You don't really need bread with your raclette and potatoes at dinner so perhaps serve some crusty bread with you salad as a first course.
If you choose to add cured meats or something to cook on the grill top go ahead - but it isn't necessary.
White Wines: Look for a crisp wine with enough acidity to cut the richness of the cheese.
Alsation Riesling, Alsation Pinot Gris, White Burgundy or any crisp Chardonnay would be a good match for the richness of the raclette cheese.
Ontario Riesling, Pinot Gris or Chardonnays would work especially well due to their tautness and minerality.
Red Wines: Look for medium bodied, fairly acidic wine to cut the richness of the cheese. Burgundy Red or any Pinot Noir would work well. A Merlot, an Italian Barbara or a Rhone style GSM would also be nice.
If you can't find racelette cheese I have successfully substituted Jarlsberg. It has a similar nuttiness and melts nicely. Any semi soft or soft cheese should work if it will melt nicely. Aged cheeses are drier and tend not to work well when melting is required.
Raclette cheese in the block will keep a couple of weeks, well wrapped, in the fridge. Eventually though you will see a bit of mold starting around the rind and some white mold spots on the cut edges. So I wouldn't plan to store it more than 2 weeks or so based on my experience.
Raclette is best served fresh and keeps well for quite a while in the fridge if it is sealed. Having said that I have frozen leftover sliced raclette and it melted down well afterwards. So I would say yes you can freeze raclette slices. I wouldn't freeze the block because the texture might change making it difficult or impossible to slice into nice uniform slices.
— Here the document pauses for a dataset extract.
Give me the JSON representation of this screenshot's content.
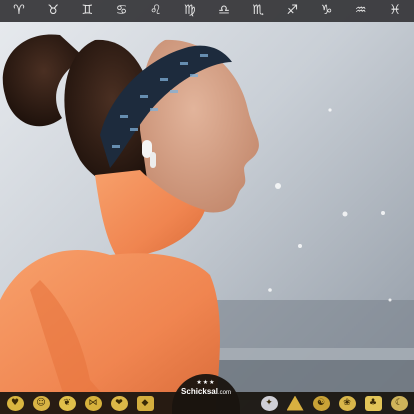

Young, slightly waxy potatoes tend to have nice flavour. In theory, any potato would work that is boiled but older starchy potatoes would not be as nice an accompaniment.
If you think of the princples of a fondue, a rustic bread would be a nice foil for the melted cheese.
If you are trying to avoid carbs then think cauliflower or broccoli or any other vegetables that marries well with cheese. Of course you will want to cook them to tender crisp in preparation for the cheese topping.
The top of a raclette machine is designed to cook other foods. Any quick cooking item that doesn't require a lot off liquid would work. Marinated shrimp or steak tips would be nice. Scallops would be ideal. Sausage rounds would crisp up nicely as well.
Other Related Recipes
A Fondue meal shares the same relaxed dining atmosphere as a Racelette dinner. Check out this Champagne Cheese Fondue.
Or Tartiflette is another another famous traditional French cheese and potato dish!